- _TRY IT_: Within the lines below, find those that hold the string "Engineer" and copy each one.

DATA SUPPLIED below:

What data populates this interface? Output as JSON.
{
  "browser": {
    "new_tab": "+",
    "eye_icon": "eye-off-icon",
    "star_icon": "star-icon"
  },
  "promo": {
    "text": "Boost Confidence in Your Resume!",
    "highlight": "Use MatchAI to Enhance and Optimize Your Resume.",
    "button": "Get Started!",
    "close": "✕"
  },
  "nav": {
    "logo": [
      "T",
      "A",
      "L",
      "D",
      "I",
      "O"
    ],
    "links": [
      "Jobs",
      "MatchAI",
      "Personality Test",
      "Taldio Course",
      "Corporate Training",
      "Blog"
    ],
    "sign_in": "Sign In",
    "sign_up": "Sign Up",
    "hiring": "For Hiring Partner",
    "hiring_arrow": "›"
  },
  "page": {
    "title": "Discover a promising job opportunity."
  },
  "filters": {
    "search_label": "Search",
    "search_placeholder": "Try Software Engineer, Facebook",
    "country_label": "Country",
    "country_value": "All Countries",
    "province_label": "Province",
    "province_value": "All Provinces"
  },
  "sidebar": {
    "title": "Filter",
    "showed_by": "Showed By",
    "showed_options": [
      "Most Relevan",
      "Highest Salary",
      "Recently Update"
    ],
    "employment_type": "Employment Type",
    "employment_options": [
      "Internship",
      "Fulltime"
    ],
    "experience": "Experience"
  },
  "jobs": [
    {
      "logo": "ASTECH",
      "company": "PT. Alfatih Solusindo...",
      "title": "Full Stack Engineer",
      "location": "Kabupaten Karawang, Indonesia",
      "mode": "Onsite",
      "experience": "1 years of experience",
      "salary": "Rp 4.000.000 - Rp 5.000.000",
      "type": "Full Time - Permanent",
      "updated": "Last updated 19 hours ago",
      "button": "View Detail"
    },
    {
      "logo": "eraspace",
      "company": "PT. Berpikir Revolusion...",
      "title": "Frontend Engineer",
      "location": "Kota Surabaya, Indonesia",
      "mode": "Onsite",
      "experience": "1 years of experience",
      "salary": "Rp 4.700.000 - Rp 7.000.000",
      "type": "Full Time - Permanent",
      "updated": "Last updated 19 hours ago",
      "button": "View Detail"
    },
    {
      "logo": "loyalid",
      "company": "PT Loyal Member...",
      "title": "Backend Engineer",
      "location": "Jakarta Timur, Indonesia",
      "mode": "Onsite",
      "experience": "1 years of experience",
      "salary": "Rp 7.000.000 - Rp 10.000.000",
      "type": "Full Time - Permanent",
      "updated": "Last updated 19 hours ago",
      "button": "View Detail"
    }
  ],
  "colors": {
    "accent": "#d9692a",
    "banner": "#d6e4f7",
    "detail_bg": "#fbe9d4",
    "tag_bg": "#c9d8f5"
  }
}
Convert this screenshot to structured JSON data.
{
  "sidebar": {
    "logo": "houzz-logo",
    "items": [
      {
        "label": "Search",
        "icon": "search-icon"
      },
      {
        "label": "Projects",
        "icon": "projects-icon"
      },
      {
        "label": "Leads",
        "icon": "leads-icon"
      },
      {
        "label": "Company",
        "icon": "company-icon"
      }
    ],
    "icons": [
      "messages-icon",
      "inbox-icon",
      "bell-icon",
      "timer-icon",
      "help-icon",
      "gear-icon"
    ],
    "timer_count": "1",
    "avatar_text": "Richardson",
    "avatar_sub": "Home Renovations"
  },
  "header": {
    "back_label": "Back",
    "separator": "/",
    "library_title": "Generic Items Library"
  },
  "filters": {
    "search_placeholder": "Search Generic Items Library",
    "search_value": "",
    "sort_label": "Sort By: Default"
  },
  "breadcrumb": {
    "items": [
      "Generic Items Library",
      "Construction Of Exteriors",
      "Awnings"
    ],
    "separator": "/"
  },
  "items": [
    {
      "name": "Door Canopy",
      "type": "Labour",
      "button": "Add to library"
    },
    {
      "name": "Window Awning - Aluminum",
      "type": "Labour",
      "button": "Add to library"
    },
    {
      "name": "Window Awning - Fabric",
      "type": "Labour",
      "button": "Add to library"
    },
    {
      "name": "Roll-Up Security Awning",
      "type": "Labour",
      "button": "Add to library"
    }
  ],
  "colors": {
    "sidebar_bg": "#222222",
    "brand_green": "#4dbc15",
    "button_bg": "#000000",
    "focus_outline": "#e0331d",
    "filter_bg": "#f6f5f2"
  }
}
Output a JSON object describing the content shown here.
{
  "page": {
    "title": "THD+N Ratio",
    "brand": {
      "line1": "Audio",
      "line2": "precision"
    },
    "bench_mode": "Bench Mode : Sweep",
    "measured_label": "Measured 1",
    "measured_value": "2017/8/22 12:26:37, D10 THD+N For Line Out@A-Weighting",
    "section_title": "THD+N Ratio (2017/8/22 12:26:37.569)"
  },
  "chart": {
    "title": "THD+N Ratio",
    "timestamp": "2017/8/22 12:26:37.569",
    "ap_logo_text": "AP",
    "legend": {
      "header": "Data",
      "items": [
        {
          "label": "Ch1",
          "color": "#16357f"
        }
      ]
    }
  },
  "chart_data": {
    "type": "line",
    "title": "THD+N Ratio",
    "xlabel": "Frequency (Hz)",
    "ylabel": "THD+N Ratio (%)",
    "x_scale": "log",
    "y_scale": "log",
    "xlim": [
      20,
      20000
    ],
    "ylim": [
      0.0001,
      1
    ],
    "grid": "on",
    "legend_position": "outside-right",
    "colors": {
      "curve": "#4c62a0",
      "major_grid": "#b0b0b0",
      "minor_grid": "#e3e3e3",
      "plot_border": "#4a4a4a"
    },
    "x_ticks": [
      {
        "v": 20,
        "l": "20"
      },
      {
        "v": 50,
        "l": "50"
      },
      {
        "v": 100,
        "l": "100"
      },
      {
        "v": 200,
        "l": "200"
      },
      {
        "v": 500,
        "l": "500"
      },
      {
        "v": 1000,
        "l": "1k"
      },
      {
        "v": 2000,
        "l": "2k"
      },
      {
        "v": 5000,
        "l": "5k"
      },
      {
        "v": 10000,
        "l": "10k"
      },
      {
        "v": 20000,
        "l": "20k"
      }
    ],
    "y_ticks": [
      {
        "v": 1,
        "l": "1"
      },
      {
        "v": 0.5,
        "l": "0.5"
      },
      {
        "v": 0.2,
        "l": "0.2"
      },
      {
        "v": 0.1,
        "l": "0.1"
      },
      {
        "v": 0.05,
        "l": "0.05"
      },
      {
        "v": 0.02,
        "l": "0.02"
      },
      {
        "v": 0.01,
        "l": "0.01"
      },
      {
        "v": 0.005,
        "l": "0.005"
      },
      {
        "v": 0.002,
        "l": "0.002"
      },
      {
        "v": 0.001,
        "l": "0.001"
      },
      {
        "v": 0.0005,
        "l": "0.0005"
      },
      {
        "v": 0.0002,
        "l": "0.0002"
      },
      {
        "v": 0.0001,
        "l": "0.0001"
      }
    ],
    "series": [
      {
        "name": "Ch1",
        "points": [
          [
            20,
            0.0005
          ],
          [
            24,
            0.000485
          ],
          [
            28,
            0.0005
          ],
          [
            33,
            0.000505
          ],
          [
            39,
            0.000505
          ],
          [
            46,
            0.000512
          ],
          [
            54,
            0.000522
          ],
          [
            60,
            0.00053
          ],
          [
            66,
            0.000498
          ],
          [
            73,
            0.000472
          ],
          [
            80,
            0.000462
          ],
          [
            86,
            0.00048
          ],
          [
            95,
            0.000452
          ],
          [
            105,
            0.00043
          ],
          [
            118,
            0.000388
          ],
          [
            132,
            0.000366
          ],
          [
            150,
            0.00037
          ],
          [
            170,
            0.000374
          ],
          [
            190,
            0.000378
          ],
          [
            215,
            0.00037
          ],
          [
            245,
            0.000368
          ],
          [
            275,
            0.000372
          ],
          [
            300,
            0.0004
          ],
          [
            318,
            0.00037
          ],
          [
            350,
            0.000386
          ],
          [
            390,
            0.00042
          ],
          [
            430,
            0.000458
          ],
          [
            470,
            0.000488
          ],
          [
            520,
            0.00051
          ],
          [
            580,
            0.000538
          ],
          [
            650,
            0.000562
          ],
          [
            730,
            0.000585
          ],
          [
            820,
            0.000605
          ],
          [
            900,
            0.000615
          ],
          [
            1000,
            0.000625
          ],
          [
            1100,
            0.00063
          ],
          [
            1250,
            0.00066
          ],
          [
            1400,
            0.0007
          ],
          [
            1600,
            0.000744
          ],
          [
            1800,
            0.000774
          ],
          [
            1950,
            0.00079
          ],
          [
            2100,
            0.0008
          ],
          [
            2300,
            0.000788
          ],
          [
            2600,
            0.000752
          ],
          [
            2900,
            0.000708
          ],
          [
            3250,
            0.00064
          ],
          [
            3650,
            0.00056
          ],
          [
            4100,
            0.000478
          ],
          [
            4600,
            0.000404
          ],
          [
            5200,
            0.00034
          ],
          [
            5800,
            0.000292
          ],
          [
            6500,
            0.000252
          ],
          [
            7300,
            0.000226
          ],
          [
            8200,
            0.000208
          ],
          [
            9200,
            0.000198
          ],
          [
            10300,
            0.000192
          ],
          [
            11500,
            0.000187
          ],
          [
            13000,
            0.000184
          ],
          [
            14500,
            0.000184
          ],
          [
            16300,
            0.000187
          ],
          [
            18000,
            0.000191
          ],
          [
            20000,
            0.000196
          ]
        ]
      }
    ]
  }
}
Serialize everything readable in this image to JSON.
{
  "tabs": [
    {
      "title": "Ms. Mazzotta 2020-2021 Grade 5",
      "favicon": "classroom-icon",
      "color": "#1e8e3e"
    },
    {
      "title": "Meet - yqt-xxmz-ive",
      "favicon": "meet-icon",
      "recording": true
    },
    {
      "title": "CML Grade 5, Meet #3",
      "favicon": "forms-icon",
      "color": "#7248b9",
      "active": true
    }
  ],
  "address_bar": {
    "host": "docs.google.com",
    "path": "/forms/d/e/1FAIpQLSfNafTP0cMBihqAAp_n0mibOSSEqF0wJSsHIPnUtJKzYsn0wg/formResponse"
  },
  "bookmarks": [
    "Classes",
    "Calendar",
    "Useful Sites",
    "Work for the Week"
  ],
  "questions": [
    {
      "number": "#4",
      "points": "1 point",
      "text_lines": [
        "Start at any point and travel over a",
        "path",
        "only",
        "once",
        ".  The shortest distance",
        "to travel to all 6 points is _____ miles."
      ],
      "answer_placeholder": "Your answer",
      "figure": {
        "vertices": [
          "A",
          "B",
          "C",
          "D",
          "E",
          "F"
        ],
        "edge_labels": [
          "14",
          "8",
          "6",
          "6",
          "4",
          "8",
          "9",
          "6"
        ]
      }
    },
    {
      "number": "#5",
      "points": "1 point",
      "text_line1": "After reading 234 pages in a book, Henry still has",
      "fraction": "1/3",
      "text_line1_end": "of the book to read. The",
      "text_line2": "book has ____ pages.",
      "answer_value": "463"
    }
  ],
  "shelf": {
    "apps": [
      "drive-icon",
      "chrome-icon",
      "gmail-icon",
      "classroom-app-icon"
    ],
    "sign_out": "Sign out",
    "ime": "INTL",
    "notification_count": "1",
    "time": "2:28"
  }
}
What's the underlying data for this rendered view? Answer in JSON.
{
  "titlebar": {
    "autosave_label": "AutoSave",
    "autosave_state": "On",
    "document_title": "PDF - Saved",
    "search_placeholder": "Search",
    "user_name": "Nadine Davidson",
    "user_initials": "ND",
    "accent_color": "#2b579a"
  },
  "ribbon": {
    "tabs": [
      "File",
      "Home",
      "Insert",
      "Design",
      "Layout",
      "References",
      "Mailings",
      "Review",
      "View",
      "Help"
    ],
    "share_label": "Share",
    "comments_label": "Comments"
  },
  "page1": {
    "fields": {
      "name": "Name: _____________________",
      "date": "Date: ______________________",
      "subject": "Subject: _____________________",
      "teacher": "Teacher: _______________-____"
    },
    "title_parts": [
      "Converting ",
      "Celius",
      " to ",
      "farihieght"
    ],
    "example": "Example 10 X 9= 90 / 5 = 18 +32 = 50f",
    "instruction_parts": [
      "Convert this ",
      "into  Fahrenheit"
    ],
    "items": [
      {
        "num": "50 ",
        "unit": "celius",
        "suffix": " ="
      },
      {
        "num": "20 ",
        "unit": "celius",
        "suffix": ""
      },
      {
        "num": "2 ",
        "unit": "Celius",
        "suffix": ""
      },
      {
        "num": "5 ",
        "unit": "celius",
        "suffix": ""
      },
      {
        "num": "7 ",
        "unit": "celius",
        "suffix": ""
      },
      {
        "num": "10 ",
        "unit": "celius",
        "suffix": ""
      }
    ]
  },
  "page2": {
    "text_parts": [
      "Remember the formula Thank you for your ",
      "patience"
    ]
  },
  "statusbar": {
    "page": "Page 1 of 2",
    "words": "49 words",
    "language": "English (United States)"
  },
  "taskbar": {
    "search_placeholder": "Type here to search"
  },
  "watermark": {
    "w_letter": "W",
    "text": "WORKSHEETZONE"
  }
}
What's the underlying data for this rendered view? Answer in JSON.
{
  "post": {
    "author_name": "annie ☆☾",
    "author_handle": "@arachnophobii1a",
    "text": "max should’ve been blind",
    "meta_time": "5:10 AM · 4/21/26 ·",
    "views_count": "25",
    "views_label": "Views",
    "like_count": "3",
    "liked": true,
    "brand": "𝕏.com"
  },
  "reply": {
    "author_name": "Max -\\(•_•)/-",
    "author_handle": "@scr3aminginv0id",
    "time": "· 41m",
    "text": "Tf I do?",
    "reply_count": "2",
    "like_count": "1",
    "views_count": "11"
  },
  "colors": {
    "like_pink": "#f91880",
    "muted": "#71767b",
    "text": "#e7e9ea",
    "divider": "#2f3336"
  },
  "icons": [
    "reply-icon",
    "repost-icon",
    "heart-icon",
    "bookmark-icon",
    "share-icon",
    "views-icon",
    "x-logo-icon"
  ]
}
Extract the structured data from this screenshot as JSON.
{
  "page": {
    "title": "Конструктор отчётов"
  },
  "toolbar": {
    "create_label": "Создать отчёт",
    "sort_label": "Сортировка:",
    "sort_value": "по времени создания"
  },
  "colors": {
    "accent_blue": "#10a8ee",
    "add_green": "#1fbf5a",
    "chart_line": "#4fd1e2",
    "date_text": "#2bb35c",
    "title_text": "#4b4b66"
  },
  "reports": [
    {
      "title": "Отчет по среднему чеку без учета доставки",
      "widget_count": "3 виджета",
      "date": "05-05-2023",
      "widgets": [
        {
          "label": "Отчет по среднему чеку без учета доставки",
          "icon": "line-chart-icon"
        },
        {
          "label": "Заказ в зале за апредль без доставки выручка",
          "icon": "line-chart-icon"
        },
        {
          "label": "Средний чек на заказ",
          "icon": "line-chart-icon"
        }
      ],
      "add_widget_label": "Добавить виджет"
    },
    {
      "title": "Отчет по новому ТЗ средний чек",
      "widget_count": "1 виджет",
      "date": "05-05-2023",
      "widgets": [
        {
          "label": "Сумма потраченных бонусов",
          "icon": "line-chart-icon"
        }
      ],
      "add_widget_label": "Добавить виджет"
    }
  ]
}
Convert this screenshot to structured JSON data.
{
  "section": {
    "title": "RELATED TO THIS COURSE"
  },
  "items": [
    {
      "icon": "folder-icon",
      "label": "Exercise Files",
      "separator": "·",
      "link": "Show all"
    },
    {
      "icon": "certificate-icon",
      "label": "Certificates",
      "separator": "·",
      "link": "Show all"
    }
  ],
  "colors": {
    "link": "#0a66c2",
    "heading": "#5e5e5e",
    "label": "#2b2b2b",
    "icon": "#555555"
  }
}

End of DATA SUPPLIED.

- _TASK SOLUTION_:
    "search_placeholder": "Try Software Engineer, Facebook",
      "title": "Full Stack Engineer",
      "title": "Frontend Engineer",
      "title": "Backend Engineer",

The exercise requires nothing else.